That said, while both Bangladesh and Pakistan suffer from financial constraints, they can best address the structural inequalities stemming from climate change through joint action. A recent study reiterated that the poorest ten percent in the world have contributed less than five percent of global environment damage. In similar vein, Prime Minister Imran Khan, while addressing the 75th United Nations General Assembly, stated that, despite minimal contribution to carbon emissions, Pakistan is most vulnerable to the threats posed by climate change. Realizing how Khan successfully led the “Global Initiative for Debt Relief” for developing countries during the ongoing COVID-19 pandemic, leaders of both countries could initiate a similar campaign for climate funding in accordance with the Paris Agreement commitments.
As Pakistan and Bangladesh are lower riparian to India, New Delhi’s management of upstream rivers concerns them both.
A bilateral framework would be best suited to address climate-related regional issues and even call the attention of regional actors. As Pakistan and Bangladesh are lower riparian to India, New Delhi’s management of upstream rivers concerns them both. While Dhaka has objected to India’s water diversion from the Teesta River during dry seasons, Islamabad resisted water warfare threats in the aftermath of the Uri and Pulwama attacks. Also, last year India released water in the Sutlej River unannounced, inundating fifty-three localities in Pakistan.

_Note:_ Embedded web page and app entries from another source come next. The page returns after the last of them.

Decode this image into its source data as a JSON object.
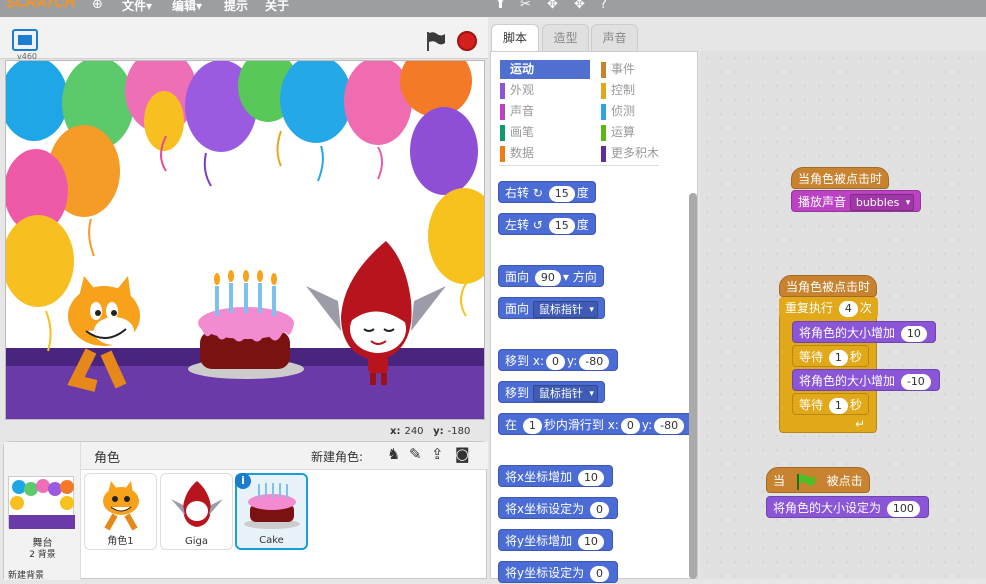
{
  "topbar": {
    "logo": "SCRATCH",
    "menus": [
      "文件▾",
      "编辑▾",
      "提示",
      "关于"
    ]
  },
  "stage": {
    "version": "v460",
    "coords": {
      "x_label": "x:",
      "x_value": "240",
      "y_label": "y:",
      "y_value": "-180"
    }
  },
  "sprites": {
    "header": "角色",
    "new_sprite_label": "新建角色:",
    "stage_label": "舞台",
    "stage_backdrops": "2 背景",
    "new_backdrop_label": "新建背景",
    "items": [
      {
        "name": "角色1"
      },
      {
        "name": "Giga"
      },
      {
        "name": "Cake"
      }
    ]
  },
  "tabs": [
    "脚本",
    "造型",
    "声音"
  ],
  "categories": {
    "left": [
      "运动",
      "外观",
      "声音",
      "画笔",
      "数据"
    ],
    "right": [
      "事件",
      "控制",
      "侦测",
      "运算",
      "更多积木"
    ],
    "colors_left": [
      "#4a6cd4",
      "#8a55d7",
      "#bb42c3",
      "#0e9a6c",
      "#ee7d16"
    ],
    "colors_right": [
      "#c88330",
      "#e1a91a",
      "#2ca5e2",
      "#5cb712",
      "#632d99"
    ]
  },
  "palette": {
    "turn_right": {
      "label": "右转",
      "value": "15",
      "unit": "度"
    },
    "turn_left": {
      "label": "左转",
      "value": "15",
      "unit": "度"
    },
    "point_dir": {
      "label": "面向",
      "value": "90",
      "unit": "方向"
    },
    "point_towards": {
      "label": "面向",
      "option": "鼠标指针"
    },
    "goto_xy": {
      "label": "移到",
      "x_label": "x:",
      "x": "0",
      "y_label": "y:",
      "y": "-80"
    },
    "goto": {
      "label": "移到",
      "option": "鼠标指针"
    },
    "glide": {
      "label1": "在",
      "secs": "1",
      "label2": "秒内滑行到",
      "x_label": "x:",
      "x": "0",
      "y_label": "y:",
      "y": "-80"
    },
    "change_x": {
      "label": "将x坐标增加",
      "value": "10"
    },
    "set_x": {
      "label": "将x坐标设定为",
      "value": "0"
    },
    "change_y": {
      "label": "将y坐标增加",
      "value": "10"
    },
    "set_y": {
      "label": "将y坐标设定为",
      "value": "0"
    }
  },
  "scripts": {
    "s1_hat": "当角色被点击时",
    "s1_sound": {
      "label": "播放声音",
      "option": "bubbles"
    },
    "s2_hat": "当角色被点击时",
    "s2_repeat": {
      "label": "重复执行",
      "value": "4",
      "unit": "次"
    },
    "s2_change1": {
      "label": "将角色的大小增加",
      "value": "10"
    },
    "s2_wait1": {
      "label": "等待",
      "value": "1",
      "unit": "秒"
    },
    "s2_change2": {
      "label": "将角色的大小增加",
      "value": "-10"
    },
    "s2_wait2": {
      "label": "等待",
      "value": "1",
      "unit": "秒"
    },
    "s3_hat_a": "当",
    "s3_hat_b": "被点击",
    "s3_set": {
      "label": "将角色的大小设定为",
      "value": "100"
    }
  }
}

Thus, negotiating with India from a common ground enables both to argue for fair share of water and avoid diversion mishaps from a leveled playing field.
Meanwhile in pursuing a case for equitable water share, Pakistan and Bangladesh could galvanize regional cooperation on climate change. South Asians nations are interdependent on each other for water. In a similar case, India, lower riparian to China, fears Beijing’s pursuits to dam Brahmaputra. Regional complex security theory maintains that interlinked security issues, such as climate change, cannot be resolved independently. Thus, borrowing from this, South Asian states could mutually negotiate a sound water sharing treaty catered to the surging climate crisis.
On an endnote, while the climate emergency calls for a collective action to mitigate the threats, the spillover effect for Islamabad and Dhaka would be equally rewarding. Instituting a bilateral framework offers an opportunity to foster mutual trust, reconcile the past differences, and pave way for peaceful, climate-resilient region.
Editor’s Note: A version of this piece originally appeared on The Diplomat and has been republished with permission from the editors.
Image 1: Peter Castleton via Flickr
Image 2: Department of Foreign Affairs and Trade via Wikimedia Commons